Where did your interest in microbiology come from?

I have always followed my interests, which are wide-ranging and changing over time. With microbes being so versatile, omnipresent and affecting so many earthly and human processes, it was only logical that microbiology in the broadest way has become my livelihood.

What are the professional challenges that present themselves and how do you try to overcome them?

I have encountered challenges in my education and at several stages in my career. I have dealt with these by developing stamina, self-belief, including sometimes going against advice if I felt it was not right for me, and confidence to be persistent in what I wanted to achieve. At times it felt impossible to overcome hurdles. By being creative, open to opportunities and having good mentoring I have usually found a way around hurdles, as you don’t always have to go over them.

I also find that gender equality is still a professional challenge at my current stage of career. Changing inappropriate, sometimes unconscious, behaviour is all about calling it out and putting it in the open, in the hope that in the near future opportunities will be equal for all at all stages in education and career progression. The Society is leading the way with their equality policy backed up with action by supporting initiatives aimed to promote equality in career and personal development. As co-organiser of the first Soapbox Science event in Wales, I am very grateful for the Society’s support, allowing us to present the female face of science to the public on the street.

What is the best part about ‘doing science’?

The never-ending cycle of hypothesis-experiments-results-new hypothesis. There is always something new and exciting emerging on the horizon to be studied.

Who is your role model?

I would say that both Professor Lubbert Dijkhuizen, one of my PhD supervisors/line-managers, and Professor Sir David Hopwood, eminent microbiologist pur sang, have been a major influence on me and my view of science, scientists and society. Lubbert has shown me how you can accomplish top-notch ‘blue-skies’ research effectively in combination with applied, industrial projects and sponsors, with entrepreneurial spirit and keeping society in mind. David has been truly fundamental in creating an inclusive and innovative research community, in which collaboration and sharing knowledge or materials is the gold standard between scientists and industrial groupings all over the world.

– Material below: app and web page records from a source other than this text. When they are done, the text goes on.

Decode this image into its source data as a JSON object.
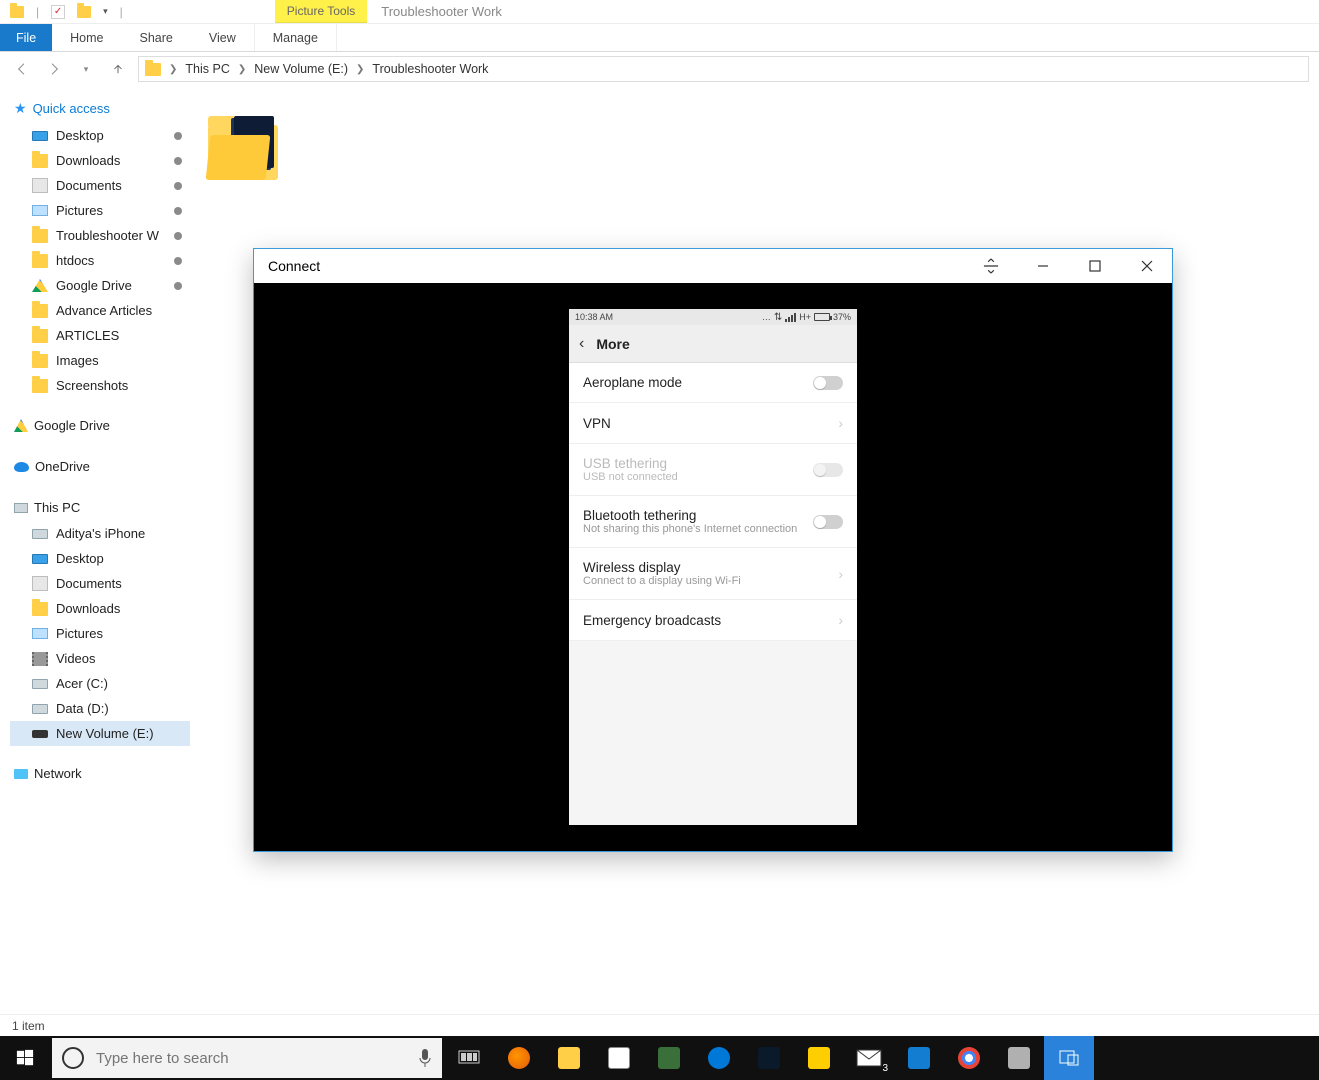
{
  "titlebar": {
    "tool_tab": "Picture Tools",
    "window_name": "Troubleshooter Work"
  },
  "ribbon": {
    "file": "File",
    "home": "Home",
    "share": "Share",
    "view": "View",
    "manage": "Manage"
  },
  "breadcrumb": [
    "This PC",
    "New Volume (E:)",
    "Troubleshooter Work"
  ],
  "tree": {
    "quick_access": "Quick access",
    "qa_items": [
      {
        "label": "Desktop",
        "pinned": true,
        "icon": "desk"
      },
      {
        "label": "Downloads",
        "pinned": true,
        "icon": "folder"
      },
      {
        "label": "Documents",
        "pinned": true,
        "icon": "doc"
      },
      {
        "label": "Pictures",
        "pinned": true,
        "icon": "pic"
      },
      {
        "label": "Troubleshooter W",
        "pinned": true,
        "icon": "folder"
      },
      {
        "label": "htdocs",
        "pinned": true,
        "icon": "folder"
      },
      {
        "label": "Google Drive",
        "pinned": true,
        "icon": "gd"
      },
      {
        "label": "Advance Articles",
        "pinned": false,
        "icon": "folder"
      },
      {
        "label": "ARTICLES",
        "pinned": false,
        "icon": "folder"
      },
      {
        "label": "Images",
        "pinned": false,
        "icon": "folder"
      },
      {
        "label": "Screenshots",
        "pinned": false,
        "icon": "folder"
      }
    ],
    "google_drive": "Google Drive",
    "onedrive": "OneDrive",
    "this_pc": "This PC",
    "pc_items": [
      {
        "label": "Aditya's iPhone",
        "icon": "drive"
      },
      {
        "label": "Desktop",
        "icon": "desk"
      },
      {
        "label": "Documents",
        "icon": "doc"
      },
      {
        "label": "Downloads",
        "icon": "folder"
      },
      {
        "label": "Pictures",
        "icon": "pic"
      },
      {
        "label": "Videos",
        "icon": "vid"
      },
      {
        "label": "Acer (C:)",
        "icon": "drive"
      },
      {
        "label": "Data (D:)",
        "icon": "drive"
      },
      {
        "label": "New Volume (E:)",
        "icon": "bat",
        "selected": true
      }
    ],
    "network": "Network"
  },
  "status": {
    "item_count": "1 item"
  },
  "search": {
    "placeholder": "Type here to search"
  },
  "connect_window": {
    "title": "Connect"
  },
  "phone": {
    "time": "10:38 AM",
    "net_label": "H+",
    "battery_pct": "37%",
    "appbar_title": "More",
    "items": {
      "airplane": {
        "title": "Aeroplane mode"
      },
      "vpn": {
        "title": "VPN"
      },
      "usb": {
        "title": "USB tethering",
        "sub": "USB not connected"
      },
      "bt": {
        "title": "Bluetooth tethering",
        "sub": "Not sharing this phone's Internet connection"
      },
      "wd": {
        "title": "Wireless display",
        "sub": "Connect to a display using Wi-Fi"
      },
      "eb": {
        "title": "Emergency broadcasts"
      }
    }
  }
}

What do you do to relax?

I swim a lot with my local Masters swimming and triathlon clubs and I try to make it to water polo practice with the Welsh Wanderers as much as I can. Swimming can put me in a mode of trance, while water polo has been good for releasing built-up anger and irritation. When the weather is good, we try to enjoy the stunning Welsh outdoors as much as possible.

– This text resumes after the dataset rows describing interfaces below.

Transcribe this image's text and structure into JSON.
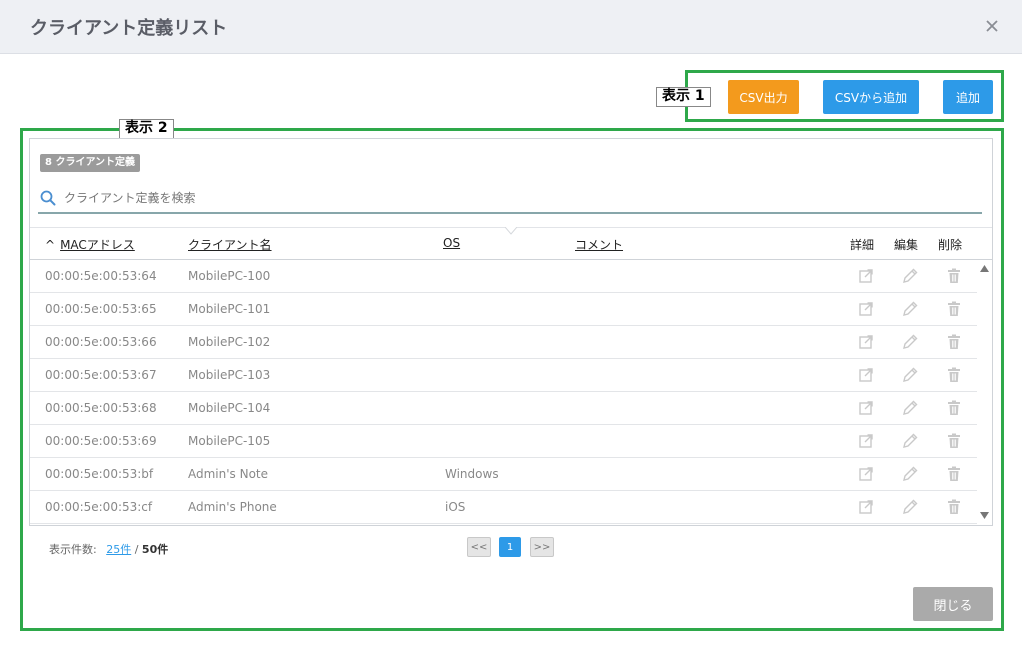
{
  "dialog": {
    "title": "クライアント定義リスト",
    "close_icon": "close-icon"
  },
  "annotations": {
    "label1": "表示 1",
    "label2": "表示 2",
    "color": "#2ea84a"
  },
  "toolbar": {
    "csv_export": "CSV出力",
    "csv_import": "CSVから追加",
    "add": "追加"
  },
  "list": {
    "count_badge": "8 クライアント定義",
    "search_placeholder": "クライアント定義を検索",
    "columns": {
      "mac": "MACアドレス",
      "mac_sort_indicator": "^",
      "name": "クライアント名",
      "os": "OS",
      "comment": "コメント",
      "detail": "詳細",
      "edit": "編集",
      "delete": "削除"
    },
    "rows": [
      {
        "mac": "00:00:5e:00:53:64",
        "name": "MobilePC-100",
        "os": "",
        "comment": ""
      },
      {
        "mac": "00:00:5e:00:53:65",
        "name": "MobilePC-101",
        "os": "",
        "comment": ""
      },
      {
        "mac": "00:00:5e:00:53:66",
        "name": "MobilePC-102",
        "os": "",
        "comment": ""
      },
      {
        "mac": "00:00:5e:00:53:67",
        "name": "MobilePC-103",
        "os": "",
        "comment": ""
      },
      {
        "mac": "00:00:5e:00:53:68",
        "name": "MobilePC-104",
        "os": "",
        "comment": ""
      },
      {
        "mac": "00:00:5e:00:53:69",
        "name": "MobilePC-105",
        "os": "",
        "comment": ""
      },
      {
        "mac": "00:00:5e:00:53:bf",
        "name": "Admin's Note",
        "os": "Windows",
        "comment": ""
      },
      {
        "mac": "00:00:5e:00:53:cf",
        "name": "Admin's Phone",
        "os": "iOS",
        "comment": ""
      }
    ]
  },
  "pagination": {
    "label": "表示件数:",
    "per_page": "25件",
    "separator": " / ",
    "total": "50件",
    "prev": "<<",
    "current": "1",
    "next": ">>"
  },
  "footer": {
    "close_button": "閉じる"
  },
  "colors": {
    "orange": "#f39a1d",
    "blue": "#2d9ae8",
    "grey_button": "#aaaaaa"
  }
}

What one record and luxury item would you take to a desert island?

I like listening to talk radio so I would probably take a record of a lively philosophical discussion. I am going to steal the luxury item from someone who was on Desert Island Discs lately, which is a bath – as this sounded very practical and versatile: for use as a clean bed or shelter, for collecting water, to keep caught fish alive in, and for enjoying a bath of course! If I have to come up with something myself I would like to bring my e-reader with a photovoltaic battery charger and thousands of books uploaded to keep me busy.

Tell us one thing that your work colleagues won’t know about you!

My voice features on two tracks of an early album of the Norwich-based band ‘Army of Mice’, which was started up by two microbiologists from the Institute of Food Research Drs Chris Bond and Mark Reuter.

If you weren’t a scientist, what would you be?

Long-distance trucker.

If you would like to be featured in this section or know someone who may, contact Paul Easton, Acting Head of Membership Services at [email protected]

Image: Geertje van Keulen, with props demonstrating to the public her research on microbial environmental materials science on the beach at the first Soapbox Science event in Swansea Bay, Wales..